• **Task to carry out**: Exactly as they stand, write out all of the entries again.

[Web page and app entries]
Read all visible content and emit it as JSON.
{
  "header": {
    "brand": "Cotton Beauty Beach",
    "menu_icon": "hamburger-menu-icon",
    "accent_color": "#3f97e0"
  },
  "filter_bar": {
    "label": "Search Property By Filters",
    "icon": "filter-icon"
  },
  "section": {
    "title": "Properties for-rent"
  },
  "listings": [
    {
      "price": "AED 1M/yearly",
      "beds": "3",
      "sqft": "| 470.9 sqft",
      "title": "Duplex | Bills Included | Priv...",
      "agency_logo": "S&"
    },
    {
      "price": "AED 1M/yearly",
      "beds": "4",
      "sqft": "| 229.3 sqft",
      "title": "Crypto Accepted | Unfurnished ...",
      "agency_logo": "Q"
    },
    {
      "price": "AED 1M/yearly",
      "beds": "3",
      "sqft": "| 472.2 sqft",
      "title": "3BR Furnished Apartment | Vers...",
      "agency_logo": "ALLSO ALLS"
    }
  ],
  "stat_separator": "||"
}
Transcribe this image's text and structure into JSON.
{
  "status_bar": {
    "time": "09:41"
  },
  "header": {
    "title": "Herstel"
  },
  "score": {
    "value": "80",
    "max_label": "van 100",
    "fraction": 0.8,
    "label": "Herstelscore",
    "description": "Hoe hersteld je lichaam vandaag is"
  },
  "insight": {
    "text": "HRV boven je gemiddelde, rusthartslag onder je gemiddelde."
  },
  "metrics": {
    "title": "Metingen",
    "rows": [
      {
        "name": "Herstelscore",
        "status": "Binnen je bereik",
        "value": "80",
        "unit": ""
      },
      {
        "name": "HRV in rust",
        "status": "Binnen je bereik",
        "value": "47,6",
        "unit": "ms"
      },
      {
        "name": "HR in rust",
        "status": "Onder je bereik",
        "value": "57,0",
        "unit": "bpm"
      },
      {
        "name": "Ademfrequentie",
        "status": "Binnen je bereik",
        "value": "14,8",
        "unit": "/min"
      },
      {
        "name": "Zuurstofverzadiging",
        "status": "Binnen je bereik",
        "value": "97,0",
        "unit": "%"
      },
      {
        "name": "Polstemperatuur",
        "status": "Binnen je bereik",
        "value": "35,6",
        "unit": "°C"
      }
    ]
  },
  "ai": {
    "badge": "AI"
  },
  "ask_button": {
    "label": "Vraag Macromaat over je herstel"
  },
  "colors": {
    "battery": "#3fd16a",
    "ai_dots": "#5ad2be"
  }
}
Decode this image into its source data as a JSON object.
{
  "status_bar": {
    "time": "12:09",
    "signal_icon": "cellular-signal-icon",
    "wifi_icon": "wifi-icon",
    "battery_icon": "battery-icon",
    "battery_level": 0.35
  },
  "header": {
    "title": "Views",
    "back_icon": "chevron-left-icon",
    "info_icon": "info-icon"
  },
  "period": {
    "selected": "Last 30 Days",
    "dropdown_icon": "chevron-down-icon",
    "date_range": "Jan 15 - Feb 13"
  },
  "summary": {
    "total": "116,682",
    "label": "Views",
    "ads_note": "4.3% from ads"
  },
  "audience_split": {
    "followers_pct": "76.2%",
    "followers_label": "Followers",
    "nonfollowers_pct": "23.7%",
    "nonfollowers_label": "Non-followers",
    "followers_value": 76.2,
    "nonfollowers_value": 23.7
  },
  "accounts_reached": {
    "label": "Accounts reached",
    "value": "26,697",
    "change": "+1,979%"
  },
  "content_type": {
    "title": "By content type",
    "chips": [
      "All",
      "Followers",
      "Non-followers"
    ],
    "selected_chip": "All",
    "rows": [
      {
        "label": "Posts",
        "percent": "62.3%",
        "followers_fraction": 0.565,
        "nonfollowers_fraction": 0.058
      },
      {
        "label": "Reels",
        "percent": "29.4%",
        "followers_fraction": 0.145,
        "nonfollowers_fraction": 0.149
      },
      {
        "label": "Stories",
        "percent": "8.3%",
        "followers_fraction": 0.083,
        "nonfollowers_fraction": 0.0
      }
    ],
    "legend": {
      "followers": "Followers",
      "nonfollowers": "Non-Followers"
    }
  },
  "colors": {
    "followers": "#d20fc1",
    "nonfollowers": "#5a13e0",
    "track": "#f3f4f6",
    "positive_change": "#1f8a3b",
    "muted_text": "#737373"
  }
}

• **Reply**:
Read all visible content and emit it as JSON.
{
  "header": {
    "brand": "Cotton Beauty Beach",
    "menu_icon": "hamburger-menu-icon",
    "accent_color": "#3f97e0"
  },
  "filter_bar": {
    "label": "Search Property By Filters",
    "icon": "filter-icon"
  },
  "section": {
    "title": "Properties for-rent"
  },
  "listings": [
    {
      "price": "AED 1M/yearly",
      "beds": "3",
      "sqft": "| 470.9 sqft",
      "title": "Duplex | Bills Included | Priv...",
      "agency_logo": "S&"
    },
    {
      "price": "AED 1M/yearly",
      "beds": "4",
      "sqft": "| 229.3 sqft",
      "title": "Crypto Accepted | Unfurnished ...",
      "agency_logo": "Q"
    },
    {
      "price": "AED 1M/yearly",
      "beds": "3",
      "sqft": "| 472.2 sqft",
      "title": "3BR Furnished Apartment | Vers...",
      "agency_logo": "ALLSO ALLS"
    }
  ],
  "stat_separator": "||"
}
Transcribe this image's text and structure into JSON.
{
  "status_bar": {
    "time": "09:41"
  },
  "header": {
    "title": "Herstel"
  },
  "score": {
    "value": "80",
    "max_label": "van 100",
    "fraction": 0.8,
    "label": "Herstelscore",
    "description": "Hoe hersteld je lichaam vandaag is"
  },
  "insight": {
    "text": "HRV boven je gemiddelde, rusthartslag onder je gemiddelde."
  },
  "metrics": {
    "title": "Metingen",
    "rows": [
      {
        "name": "Herstelscore",
        "status": "Binnen je bereik",
        "value": "80",
        "unit": ""
      },
      {
        "name": "HRV in rust",
        "status": "Binnen je bereik",
        "value": "47,6",
        "unit": "ms"
      },
      {
        "name": "HR in rust",
        "status": "Onder je bereik",
        "value": "57,0",
        "unit": "bpm"
      },
      {
        "name": "Ademfrequentie",
        "status": "Binnen je bereik",
        "value": "14,8",
        "unit": "/min"
      },
      {
        "name": "Zuurstofverzadiging",
        "status": "Binnen je bereik",
        "value": "97,0",
        "unit": "%"
      },
      {
        "name": "Polstemperatuur",
        "status": "Binnen je bereik",
        "value": "35,6",
        "unit": "°C"
      }
    ]
  },
  "ai": {
    "badge": "AI"
  },
  "ask_button": {
    "label": "Vraag Macromaat over je herstel"
  },
  "colors": {
    "battery": "#3fd16a",
    "ai_dots": "#5ad2be"
  }
}
Decode this image into its source data as a JSON object.
{
  "status_bar": {
    "time": "12:09",
    "signal_icon": "cellular-signal-icon",
    "wifi_icon": "wifi-icon",
    "battery_icon": "battery-icon",
    "battery_level": 0.35
  },
  "header": {
    "title": "Views",
    "back_icon": "chevron-left-icon",
    "info_icon": "info-icon"
  },
  "period": {
    "selected": "Last 30 Days",
    "dropdown_icon": "chevron-down-icon",
    "date_range": "Jan 15 - Feb 13"
  },
  "summary": {
    "total": "116,682",
    "label": "Views",
    "ads_note": "4.3% from ads"
  },
  "audience_split": {
    "followers_pct": "76.2%",
    "followers_label": "Followers",
    "nonfollowers_pct": "23.7%",
    "nonfollowers_label": "Non-followers",
    "followers_value": 76.2,
    "nonfollowers_value": 23.7
  },
  "accounts_reached": {
    "label": "Accounts reached",
    "value": "26,697",
    "change": "+1,979%"
  },
  "content_type": {
    "title": "By content type",
    "chips": [
      "All",
      "Followers",
      "Non-followers"
    ],
    "selected_chip": "All",
    "rows": [
      {
        "label": "Posts",
        "percent": "62.3%",
        "followers_fraction": 0.565,
        "nonfollowers_fraction": 0.058
      },
      {
        "label": "Reels",
        "percent": "29.4%",
        "followers_fraction": 0.145,
        "nonfollowers_fraction": 0.149
      },
      {
        "label": "Stories",
        "percent": "8.3%",
        "followers_fraction": 0.083,
        "nonfollowers_fraction": 0.0
      }
    ],
    "legend": {
      "followers": "Followers",
      "nonfollowers": "Non-Followers"
    }
  },
  "colors": {
    "followers": "#d20fc1",
    "nonfollowers": "#5a13e0",
    "track": "#f3f4f6",
    "positive_change": "#1f8a3b",
    "muted_text": "#737373"
  }
}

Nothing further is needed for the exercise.